In the U.S., students are facing increasing loan debt as they discover at the same time that their degrees will earn them less and less. Loan debt topped $1 trillion in 2011, and besides attempts at controlling interest rates of federal loans, Congress has done nothing to address the rising costs of higher education.
In the midst of this hot topic, SNAP, which allows millions of Americans to purchase a necessity of life, food, is set to be reduced by $40 billion in addition to the automatic cuts that will occur in three weeks due to the expiration of a provision in the stimulus bill. SNAP currently feeds one in seven Americans. It has one of the lowest rates of fraud and abuse, and a very high success rate. However, many people currently considered 'poor' probably need nutritional assistance, but are ineligible, and an additional 4 to 6 million people will be kicked off their benefits as a result of these new reforms.

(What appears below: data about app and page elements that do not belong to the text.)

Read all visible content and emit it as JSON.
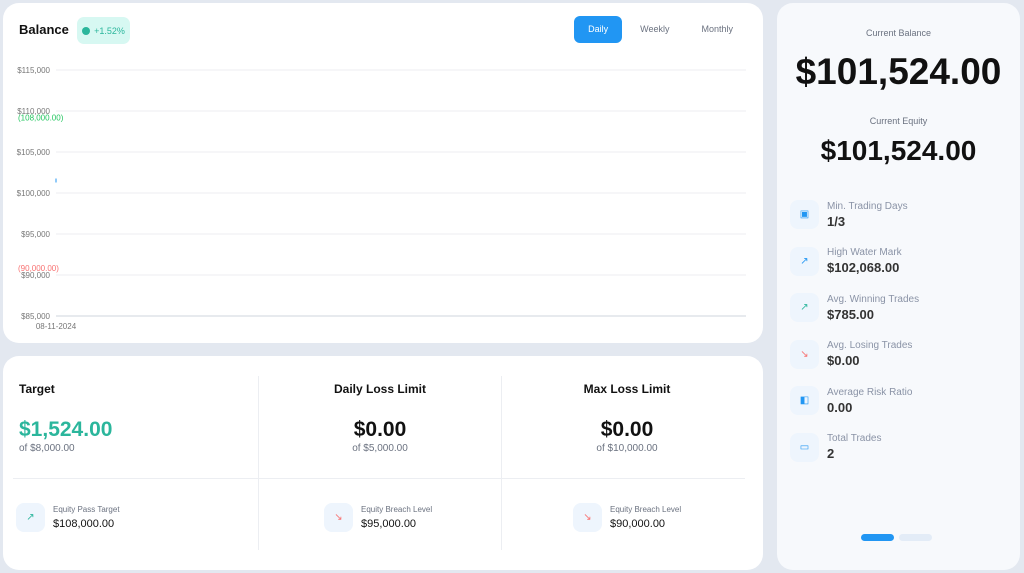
{
  "balance": {
    "title": "Balance",
    "change": "+1.52%",
    "tabs": [
      "Daily",
      "Weekly",
      "Monthly"
    ],
    "active_tab": "Daily"
  },
  "chart_data": {
    "type": "line",
    "x": [
      "08-11-2024"
    ],
    "series": [
      {
        "values": [
          101524
        ]
      }
    ],
    "ylim": [
      85000,
      115000
    ],
    "yticks": [
      "$115,000",
      "$110,000",
      "$105,000",
      "$100,000",
      "$95,000",
      "$90,000",
      "$85,000"
    ],
    "annotations": [
      {
        "label": "(108,000.00)",
        "value": 108000,
        "color": "#22c55e"
      },
      {
        "label": "(90,000.00)",
        "value": 90000,
        "color": "#f87171"
      }
    ],
    "grid": true
  },
  "target": {
    "title": "Target",
    "value": "$1,524.00",
    "of": "of $8,000.00",
    "sub_label": "Equity Pass Target",
    "sub_value": "$108,000.00"
  },
  "daily_loss": {
    "title": "Daily Loss Limit",
    "value": "$0.00",
    "of": "of $5,000.00",
    "sub_label": "Equity Breach Level",
    "sub_value": "$95,000.00"
  },
  "max_loss": {
    "title": "Max Loss Limit",
    "value": "$0.00",
    "of": "of $10,000.00",
    "sub_label": "Equity Breach Level",
    "sub_value": "$90,000.00"
  },
  "side": {
    "balance_label": "Current Balance",
    "balance": "$101,524.00",
    "equity_label": "Current Equity",
    "equity": "$101,524.00",
    "stats": [
      {
        "label": "Min. Trading Days",
        "value": "1/3",
        "icon": "calendar-check-icon"
      },
      {
        "label": "High Water Mark",
        "value": "$102,068.00",
        "icon": "trend-up-icon"
      },
      {
        "label": "Avg. Winning Trades",
        "value": "$785.00",
        "icon": "trend-up-icon"
      },
      {
        "label": "Avg. Losing Trades",
        "value": "$0.00",
        "icon": "trend-down-icon"
      },
      {
        "label": "Average Risk Ratio",
        "value": "0.00",
        "icon": "wallet-icon"
      },
      {
        "label": "Total Trades",
        "value": "2",
        "icon": "cash-icon"
      }
    ]
  },
  "colors": {
    "accent": "#2196f3",
    "green": "#2bb69c",
    "red": "#f87171"
  }
}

The stereotype of the 'starving college student' is not unfounded. Food costs are on the rise, as are education costs, all at once. At the same time, voices are yelling that the U.S. is not a welfare state, that people are 'personally responsible' to get a job to feed their families, and yet the minimum wage is not a livable wage. Oddly enough, that minimum wage is generally what is paid to college students.

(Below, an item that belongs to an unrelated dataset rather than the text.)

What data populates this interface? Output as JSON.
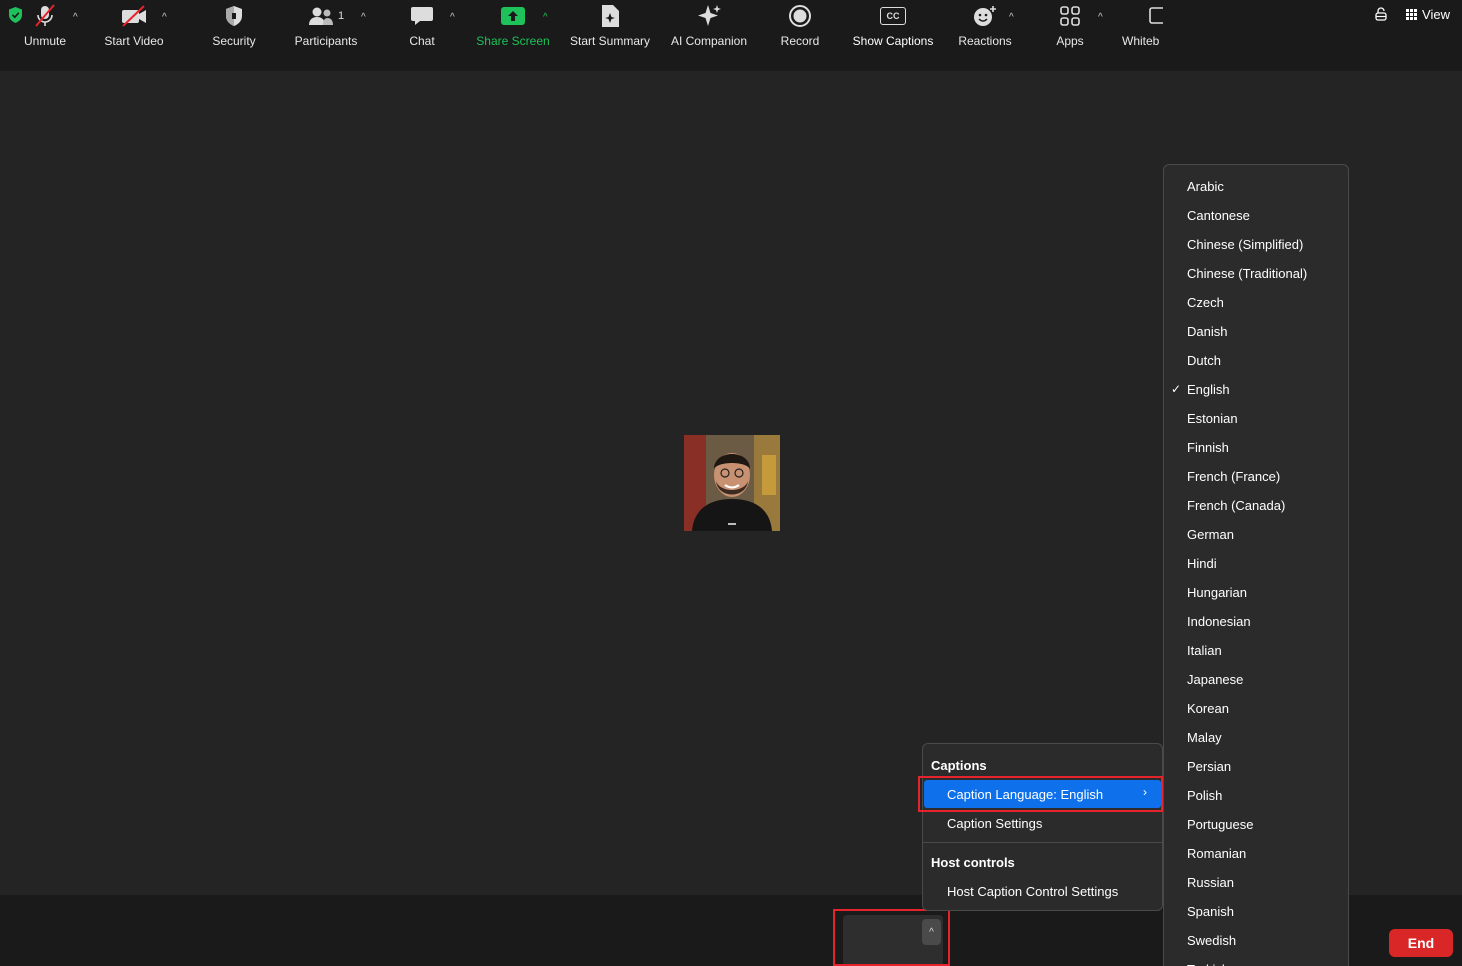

These concerns form a very strange narrative in American society, the praise of hardworking college students, and the glorification of hunger and struggle. 'Hungry people persevere and work hard to lift themselves out of their poverty;' they can somehow do this without the support of the government. But this is also the government that secretly conspires against them. This narrative ignores structural barriers that lock Americans in poverty, that lock college students into debt, and that lock millions into perpetual poverty and hunger. Charities and American voluntarism counter the idea of 'personal responsibility,' but they are no replacement for a system that is supposed to exist for the people.